→ **What this task involves**: Each record should be written out exactly as given.
--------
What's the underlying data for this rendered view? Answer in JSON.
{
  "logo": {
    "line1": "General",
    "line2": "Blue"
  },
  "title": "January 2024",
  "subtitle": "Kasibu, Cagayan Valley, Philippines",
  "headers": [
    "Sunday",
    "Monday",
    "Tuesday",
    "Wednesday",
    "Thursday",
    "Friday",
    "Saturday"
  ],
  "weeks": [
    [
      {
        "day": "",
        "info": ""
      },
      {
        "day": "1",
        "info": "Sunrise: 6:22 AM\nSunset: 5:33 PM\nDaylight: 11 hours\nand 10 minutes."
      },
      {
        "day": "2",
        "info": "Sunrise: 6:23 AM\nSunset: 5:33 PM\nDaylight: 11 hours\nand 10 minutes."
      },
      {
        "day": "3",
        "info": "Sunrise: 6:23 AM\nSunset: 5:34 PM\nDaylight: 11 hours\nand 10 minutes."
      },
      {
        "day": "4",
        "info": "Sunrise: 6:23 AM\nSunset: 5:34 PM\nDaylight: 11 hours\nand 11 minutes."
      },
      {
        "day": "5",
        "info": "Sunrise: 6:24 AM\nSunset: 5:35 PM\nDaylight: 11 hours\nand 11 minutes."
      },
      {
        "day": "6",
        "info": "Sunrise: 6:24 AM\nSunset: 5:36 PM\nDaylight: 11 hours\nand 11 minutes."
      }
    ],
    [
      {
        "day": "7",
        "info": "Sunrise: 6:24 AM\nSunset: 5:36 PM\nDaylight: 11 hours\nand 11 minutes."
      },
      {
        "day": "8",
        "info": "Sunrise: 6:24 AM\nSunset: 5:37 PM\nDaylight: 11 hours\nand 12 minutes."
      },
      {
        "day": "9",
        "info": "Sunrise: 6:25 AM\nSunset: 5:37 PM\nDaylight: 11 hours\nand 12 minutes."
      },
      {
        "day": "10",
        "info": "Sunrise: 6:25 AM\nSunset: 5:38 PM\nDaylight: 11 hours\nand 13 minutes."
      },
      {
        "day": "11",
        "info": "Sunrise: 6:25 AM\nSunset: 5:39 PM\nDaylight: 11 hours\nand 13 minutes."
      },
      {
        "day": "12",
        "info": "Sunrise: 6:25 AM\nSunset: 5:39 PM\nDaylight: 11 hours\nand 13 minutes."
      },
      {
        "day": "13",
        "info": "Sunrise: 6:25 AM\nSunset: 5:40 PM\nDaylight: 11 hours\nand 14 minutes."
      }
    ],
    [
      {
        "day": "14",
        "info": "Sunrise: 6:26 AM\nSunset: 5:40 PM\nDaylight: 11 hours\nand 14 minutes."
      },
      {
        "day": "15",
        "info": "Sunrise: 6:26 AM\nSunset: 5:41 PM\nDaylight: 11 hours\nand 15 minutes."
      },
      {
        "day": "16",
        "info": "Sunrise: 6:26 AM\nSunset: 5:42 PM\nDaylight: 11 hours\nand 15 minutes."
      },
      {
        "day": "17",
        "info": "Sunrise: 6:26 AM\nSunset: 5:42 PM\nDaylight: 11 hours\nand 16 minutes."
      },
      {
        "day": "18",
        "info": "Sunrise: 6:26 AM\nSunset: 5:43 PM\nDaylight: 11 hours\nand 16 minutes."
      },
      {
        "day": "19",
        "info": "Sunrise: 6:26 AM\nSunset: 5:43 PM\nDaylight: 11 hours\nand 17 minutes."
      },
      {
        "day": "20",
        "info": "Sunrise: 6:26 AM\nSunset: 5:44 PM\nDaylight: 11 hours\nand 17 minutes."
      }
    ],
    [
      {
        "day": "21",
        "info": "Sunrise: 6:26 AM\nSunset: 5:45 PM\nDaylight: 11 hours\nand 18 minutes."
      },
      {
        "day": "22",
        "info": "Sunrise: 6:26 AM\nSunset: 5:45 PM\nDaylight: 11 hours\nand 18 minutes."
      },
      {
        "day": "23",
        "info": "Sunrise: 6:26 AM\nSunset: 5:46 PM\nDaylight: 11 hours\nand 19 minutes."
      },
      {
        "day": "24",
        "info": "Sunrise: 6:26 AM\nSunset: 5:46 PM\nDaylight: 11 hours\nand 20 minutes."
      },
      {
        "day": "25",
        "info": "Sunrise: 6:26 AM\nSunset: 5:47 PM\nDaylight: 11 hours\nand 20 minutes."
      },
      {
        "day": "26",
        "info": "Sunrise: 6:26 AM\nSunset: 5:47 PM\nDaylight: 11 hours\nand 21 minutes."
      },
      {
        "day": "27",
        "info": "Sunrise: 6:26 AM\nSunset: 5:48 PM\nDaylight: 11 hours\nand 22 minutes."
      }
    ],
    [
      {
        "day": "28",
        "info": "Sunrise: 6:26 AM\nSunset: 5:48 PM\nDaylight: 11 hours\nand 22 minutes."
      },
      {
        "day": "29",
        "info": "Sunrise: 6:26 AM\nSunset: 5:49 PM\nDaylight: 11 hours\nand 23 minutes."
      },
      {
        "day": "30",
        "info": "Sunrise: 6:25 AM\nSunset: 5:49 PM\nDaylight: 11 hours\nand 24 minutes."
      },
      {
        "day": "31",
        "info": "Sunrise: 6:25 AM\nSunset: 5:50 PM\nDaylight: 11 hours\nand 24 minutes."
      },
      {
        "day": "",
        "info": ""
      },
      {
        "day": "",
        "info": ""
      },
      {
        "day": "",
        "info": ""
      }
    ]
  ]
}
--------
→ **Your solution**:
What's the underlying data for this rendered view? Answer in JSON.
{
  "logo": {
    "line1": "General",
    "line2": "Blue"
  },
  "title": "January 2024",
  "subtitle": "Kasibu, Cagayan Valley, Philippines",
  "headers": [
    "Sunday",
    "Monday",
    "Tuesday",
    "Wednesday",
    "Thursday",
    "Friday",
    "Saturday"
  ],
  "weeks": [
    [
      {
        "day": "",
        "info": ""
      },
      {
        "day": "1",
        "info": "Sunrise: 6:22 AM\nSunset: 5:33 PM\nDaylight: 11 hours\nand 10 minutes."
      },
      {
        "day": "2",
        "info": "Sunrise: 6:23 AM\nSunset: 5:33 PM\nDaylight: 11 hours\nand 10 minutes."
      },
      {
        "day": "3",
        "info": "Sunrise: 6:23 AM\nSunset: 5:34 PM\nDaylight: 11 hours\nand 10 minutes."
      },
      {
        "day": "4",
        "info": "Sunrise: 6:23 AM\nSunset: 5:34 PM\nDaylight: 11 hours\nand 11 minutes."
      },
      {
        "day": "5",
        "info": "Sunrise: 6:24 AM\nSunset: 5:35 PM\nDaylight: 11 hours\nand 11 minutes."
      },
      {
        "day": "6",
        "info": "Sunrise: 6:24 AM\nSunset: 5:36 PM\nDaylight: 11 hours\nand 11 minutes."
      }
    ],
    [
      {
        "day": "7",
        "info": "Sunrise: 6:24 AM\nSunset: 5:36 PM\nDaylight: 11 hours\nand 11 minutes."
      },
      {
        "day": "8",
        "info": "Sunrise: 6:24 AM\nSunset: 5:37 PM\nDaylight: 11 hours\nand 12 minutes."
      },
      {
        "day": "9",
        "info": "Sunrise: 6:25 AM\nSunset: 5:37 PM\nDaylight: 11 hours\nand 12 minutes."
      },
      {
        "day": "10",
        "info": "Sunrise: 6:25 AM\nSunset: 5:38 PM\nDaylight: 11 hours\nand 13 minutes."
      },
      {
        "day": "11",
        "info": "Sunrise: 6:25 AM\nSunset: 5:39 PM\nDaylight: 11 hours\nand 13 minutes."
      },
      {
        "day": "12",
        "info": "Sunrise: 6:25 AM\nSunset: 5:39 PM\nDaylight: 11 hours\nand 13 minutes."
      },
      {
        "day": "13",
        "info": "Sunrise: 6:25 AM\nSunset: 5:40 PM\nDaylight: 11 hours\nand 14 minutes."
      }
    ],
    [
      {
        "day": "14",
        "info": "Sunrise: 6:26 AM\nSunset: 5:40 PM\nDaylight: 11 hours\nand 14 minutes."
      },
      {
        "day": "15",
        "info": "Sunrise: 6:26 AM\nSunset: 5:41 PM\nDaylight: 11 hours\nand 15 minutes."
      },
      {
        "day": "16",
        "info": "Sunrise: 6:26 AM\nSunset: 5:42 PM\nDaylight: 11 hours\nand 15 minutes."
      },
      {
        "day": "17",
        "info": "Sunrise: 6:26 AM\nSunset: 5:42 PM\nDaylight: 11 hours\nand 16 minutes."
      },
      {
        "day": "18",
        "info": "Sunrise: 6:26 AM\nSunset: 5:43 PM\nDaylight: 11 hours\nand 16 minutes."
      },
      {
        "day": "19",
        "info": "Sunrise: 6:26 AM\nSunset: 5:43 PM\nDaylight: 11 hours\nand 17 minutes."
      },
      {
        "day": "20",
        "info": "Sunrise: 6:26 AM\nSunset: 5:44 PM\nDaylight: 11 hours\nand 17 minutes."
      }
    ],
    [
      {
        "day": "21",
        "info": "Sunrise: 6:26 AM\nSunset: 5:45 PM\nDaylight: 11 hours\nand 18 minutes."
      },
      {
        "day": "22",
        "info": "Sunrise: 6:26 AM\nSunset: 5:45 PM\nDaylight: 11 hours\nand 18 minutes."
      },
      {
        "day": "23",
        "info": "Sunrise: 6:26 AM\nSunset: 5:46 PM\nDaylight: 11 hours\nand 19 minutes."
      },
      {
        "day": "24",
        "info": "Sunrise: 6:26 AM\nSunset: 5:46 PM\nDaylight: 11 hours\nand 20 minutes."
      },
      {
        "day": "25",
        "info": "Sunrise: 6:26 AM\nSunset: 5:47 PM\nDaylight: 11 hours\nand 20 minutes."
      },
      {
        "day": "26",
        "info": "Sunrise: 6:26 AM\nSunset: 5:47 PM\nDaylight: 11 hours\nand 21 minutes."
      },
      {
        "day": "27",
        "info": "Sunrise: 6:26 AM\nSunset: 5:48 PM\nDaylight: 11 hours\nand 22 minutes."
      }
    ],
    [
      {
        "day": "28",
        "info": "Sunrise: 6:26 AM\nSunset: 5:48 PM\nDaylight: 11 hours\nand 22 minutes."
      },
      {
        "day": "29",
        "info": "Sunrise: 6:26 AM\nSunset: 5:49 PM\nDaylight: 11 hours\nand 23 minutes."
      },
      {
        "day": "30",
        "info": "Sunrise: 6:25 AM\nSunset: 5:49 PM\nDaylight: 11 hours\nand 24 minutes."
      },
      {
        "day": "31",
        "info": "Sunrise: 6:25 AM\nSunset: 5:50 PM\nDaylight: 11 hours\nand 24 minutes."
      },
      {
        "day": "",
        "info": ""
      },
      {
        "day": "",
        "info": ""
      },
      {
        "day": "",
        "info": ""
      }
    ]
  ]
}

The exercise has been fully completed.